━━━ PROVIDED MATERIAL

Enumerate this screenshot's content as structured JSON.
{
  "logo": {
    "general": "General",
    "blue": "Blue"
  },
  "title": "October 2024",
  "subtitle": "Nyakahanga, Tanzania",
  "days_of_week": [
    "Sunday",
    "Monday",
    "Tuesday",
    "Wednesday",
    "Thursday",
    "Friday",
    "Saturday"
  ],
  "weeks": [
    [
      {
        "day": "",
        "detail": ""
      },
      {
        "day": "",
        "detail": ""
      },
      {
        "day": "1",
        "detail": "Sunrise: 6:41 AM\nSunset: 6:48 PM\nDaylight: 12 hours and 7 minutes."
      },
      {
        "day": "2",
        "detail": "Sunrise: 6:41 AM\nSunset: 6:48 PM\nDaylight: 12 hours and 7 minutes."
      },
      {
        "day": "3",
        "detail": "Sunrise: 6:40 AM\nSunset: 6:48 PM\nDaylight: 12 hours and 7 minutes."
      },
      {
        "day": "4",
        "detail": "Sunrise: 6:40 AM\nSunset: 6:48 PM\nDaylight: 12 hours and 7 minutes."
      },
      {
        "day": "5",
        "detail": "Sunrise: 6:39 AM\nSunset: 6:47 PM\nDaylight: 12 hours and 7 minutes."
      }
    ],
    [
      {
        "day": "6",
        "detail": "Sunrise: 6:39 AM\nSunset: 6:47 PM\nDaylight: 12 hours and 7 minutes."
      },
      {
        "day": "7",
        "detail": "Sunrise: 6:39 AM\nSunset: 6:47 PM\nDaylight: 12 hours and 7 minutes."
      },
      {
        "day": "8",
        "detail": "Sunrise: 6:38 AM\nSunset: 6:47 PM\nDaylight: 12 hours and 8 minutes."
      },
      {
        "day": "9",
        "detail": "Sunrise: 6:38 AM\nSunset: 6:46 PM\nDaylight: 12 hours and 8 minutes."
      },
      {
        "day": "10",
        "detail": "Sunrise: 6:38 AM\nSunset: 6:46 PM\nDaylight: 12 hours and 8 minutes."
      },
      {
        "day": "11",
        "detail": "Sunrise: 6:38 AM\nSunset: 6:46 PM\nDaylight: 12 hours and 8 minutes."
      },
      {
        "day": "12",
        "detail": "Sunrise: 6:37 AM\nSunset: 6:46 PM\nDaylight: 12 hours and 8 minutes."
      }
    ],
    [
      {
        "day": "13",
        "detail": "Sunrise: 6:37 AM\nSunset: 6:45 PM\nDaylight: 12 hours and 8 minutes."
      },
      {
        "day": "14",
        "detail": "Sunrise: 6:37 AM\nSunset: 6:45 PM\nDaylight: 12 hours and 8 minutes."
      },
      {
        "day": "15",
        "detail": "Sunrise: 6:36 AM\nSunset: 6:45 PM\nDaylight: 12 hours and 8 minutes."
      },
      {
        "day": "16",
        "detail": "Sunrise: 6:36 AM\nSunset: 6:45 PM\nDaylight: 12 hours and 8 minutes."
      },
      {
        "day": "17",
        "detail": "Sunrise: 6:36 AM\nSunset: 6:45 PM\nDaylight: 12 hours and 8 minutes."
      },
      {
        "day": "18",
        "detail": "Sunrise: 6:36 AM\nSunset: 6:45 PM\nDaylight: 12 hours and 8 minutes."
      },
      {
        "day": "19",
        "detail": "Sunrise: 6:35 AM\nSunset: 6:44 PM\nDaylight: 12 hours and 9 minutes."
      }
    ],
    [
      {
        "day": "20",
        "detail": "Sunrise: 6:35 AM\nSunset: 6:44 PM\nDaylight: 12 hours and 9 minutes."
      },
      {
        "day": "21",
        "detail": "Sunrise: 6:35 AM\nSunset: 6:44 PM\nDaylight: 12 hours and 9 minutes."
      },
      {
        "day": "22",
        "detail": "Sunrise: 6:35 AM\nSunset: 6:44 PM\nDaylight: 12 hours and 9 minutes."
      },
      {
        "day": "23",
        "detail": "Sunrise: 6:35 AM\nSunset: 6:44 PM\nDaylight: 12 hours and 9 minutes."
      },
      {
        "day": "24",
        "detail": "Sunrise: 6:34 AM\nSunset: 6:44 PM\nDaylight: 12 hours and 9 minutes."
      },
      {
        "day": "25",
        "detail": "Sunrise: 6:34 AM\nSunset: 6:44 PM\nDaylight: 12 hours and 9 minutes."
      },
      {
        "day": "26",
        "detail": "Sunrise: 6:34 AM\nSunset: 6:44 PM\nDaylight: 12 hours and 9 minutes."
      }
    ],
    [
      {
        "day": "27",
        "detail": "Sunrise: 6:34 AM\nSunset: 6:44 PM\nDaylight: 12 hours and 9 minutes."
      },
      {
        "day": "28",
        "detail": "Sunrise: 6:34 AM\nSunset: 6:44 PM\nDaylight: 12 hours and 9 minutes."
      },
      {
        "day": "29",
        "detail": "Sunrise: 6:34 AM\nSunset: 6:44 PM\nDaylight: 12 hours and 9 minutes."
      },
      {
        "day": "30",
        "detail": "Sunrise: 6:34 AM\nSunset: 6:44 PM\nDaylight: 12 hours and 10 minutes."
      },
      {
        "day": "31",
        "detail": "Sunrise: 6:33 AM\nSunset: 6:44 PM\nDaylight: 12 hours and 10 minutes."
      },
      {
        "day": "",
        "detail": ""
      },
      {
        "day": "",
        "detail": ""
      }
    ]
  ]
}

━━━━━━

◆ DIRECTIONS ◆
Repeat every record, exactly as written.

◆ ANSWER TO THIS EXERCISE ◆
Enumerate this screenshot's content as structured JSON.
{
  "logo": {
    "general": "General",
    "blue": "Blue"
  },
  "title": "October 2024",
  "subtitle": "Nyakahanga, Tanzania",
  "days_of_week": [
    "Sunday",
    "Monday",
    "Tuesday",
    "Wednesday",
    "Thursday",
    "Friday",
    "Saturday"
  ],
  "weeks": [
    [
      {
        "day": "",
        "detail": ""
      },
      {
        "day": "",
        "detail": ""
      },
      {
        "day": "1",
        "detail": "Sunrise: 6:41 AM\nSunset: 6:48 PM\nDaylight: 12 hours and 7 minutes."
      },
      {
        "day": "2",
        "detail": "Sunrise: 6:41 AM\nSunset: 6:48 PM\nDaylight: 12 hours and 7 minutes."
      },
      {
        "day": "3",
        "detail": "Sunrise: 6:40 AM\nSunset: 6:48 PM\nDaylight: 12 hours and 7 minutes."
      },
      {
        "day": "4",
        "detail": "Sunrise: 6:40 AM\nSunset: 6:48 PM\nDaylight: 12 hours and 7 minutes."
      },
      {
        "day": "5",
        "detail": "Sunrise: 6:39 AM\nSunset: 6:47 PM\nDaylight: 12 hours and 7 minutes."
      }
    ],
    [
      {
        "day": "6",
        "detail": "Sunrise: 6:39 AM\nSunset: 6:47 PM\nDaylight: 12 hours and 7 minutes."
      },
      {
        "day": "7",
        "detail": "Sunrise: 6:39 AM\nSunset: 6:47 PM\nDaylight: 12 hours and 7 minutes."
      },
      {
        "day": "8",
        "detail": "Sunrise: 6:38 AM\nSunset: 6:47 PM\nDaylight: 12 hours and 8 minutes."
      },
      {
        "day": "9",
        "detail": "Sunrise: 6:38 AM\nSunset: 6:46 PM\nDaylight: 12 hours and 8 minutes."
      },
      {
        "day": "10",
        "detail": "Sunrise: 6:38 AM\nSunset: 6:46 PM\nDaylight: 12 hours and 8 minutes."
      },
      {
        "day": "11",
        "detail": "Sunrise: 6:38 AM\nSunset: 6:46 PM\nDaylight: 12 hours and 8 minutes."
      },
      {
        "day": "12",
        "detail": "Sunrise: 6:37 AM\nSunset: 6:46 PM\nDaylight: 12 hours and 8 minutes."
      }
    ],
    [
      {
        "day": "13",
        "detail": "Sunrise: 6:37 AM\nSunset: 6:45 PM\nDaylight: 12 hours and 8 minutes."
      },
      {
        "day": "14",
        "detail": "Sunrise: 6:37 AM\nSunset: 6:45 PM\nDaylight: 12 hours and 8 minutes."
      },
      {
        "day": "15",
        "detail": "Sunrise: 6:36 AM\nSunset: 6:45 PM\nDaylight: 12 hours and 8 minutes."
      },
      {
        "day": "16",
        "detail": "Sunrise: 6:36 AM\nSunset: 6:45 PM\nDaylight: 12 hours and 8 minutes."
      },
      {
        "day": "17",
        "detail": "Sunrise: 6:36 AM\nSunset: 6:45 PM\nDaylight: 12 hours and 8 minutes."
      },
      {
        "day": "18",
        "detail": "Sunrise: 6:36 AM\nSunset: 6:45 PM\nDaylight: 12 hours and 8 minutes."
      },
      {
        "day": "19",
        "detail": "Sunrise: 6:35 AM\nSunset: 6:44 PM\nDaylight: 12 hours and 9 minutes."
      }
    ],
    [
      {
        "day": "20",
        "detail": "Sunrise: 6:35 AM\nSunset: 6:44 PM\nDaylight: 12 hours and 9 minutes."
      },
      {
        "day": "21",
        "detail": "Sunrise: 6:35 AM\nSunset: 6:44 PM\nDaylight: 12 hours and 9 minutes."
      },
      {
        "day": "22",
        "detail": "Sunrise: 6:35 AM\nSunset: 6:44 PM\nDaylight: 12 hours and 9 minutes."
      },
      {
        "day": "23",
        "detail": "Sunrise: 6:35 AM\nSunset: 6:44 PM\nDaylight: 12 hours and 9 minutes."
      },
      {
        "day": "24",
        "detail": "Sunrise: 6:34 AM\nSunset: 6:44 PM\nDaylight: 12 hours and 9 minutes."
      },
      {
        "day": "25",
        "detail": "Sunrise: 6:34 AM\nSunset: 6:44 PM\nDaylight: 12 hours and 9 minutes."
      },
      {
        "day": "26",
        "detail": "Sunrise: 6:34 AM\nSunset: 6:44 PM\nDaylight: 12 hours and 9 minutes."
      }
    ],
    [
      {
        "day": "27",
        "detail": "Sunrise: 6:34 AM\nSunset: 6:44 PM\nDaylight: 12 hours and 9 minutes."
      },
      {
        "day": "28",
        "detail": "Sunrise: 6:34 AM\nSunset: 6:44 PM\nDaylight: 12 hours and 9 minutes."
      },
      {
        "day": "29",
        "detail": "Sunrise: 6:34 AM\nSunset: 6:44 PM\nDaylight: 12 hours and 9 minutes."
      },
      {
        "day": "30",
        "detail": "Sunrise: 6:34 AM\nSunset: 6:44 PM\nDaylight: 12 hours and 10 minutes."
      },
      {
        "day": "31",
        "detail": "Sunrise: 6:33 AM\nSunset: 6:44 PM\nDaylight: 12 hours and 10 minutes."
      },
      {
        "day": "",
        "detail": ""
      },
      {
        "day": "",
        "detail": ""
      }
    ]
  ]
}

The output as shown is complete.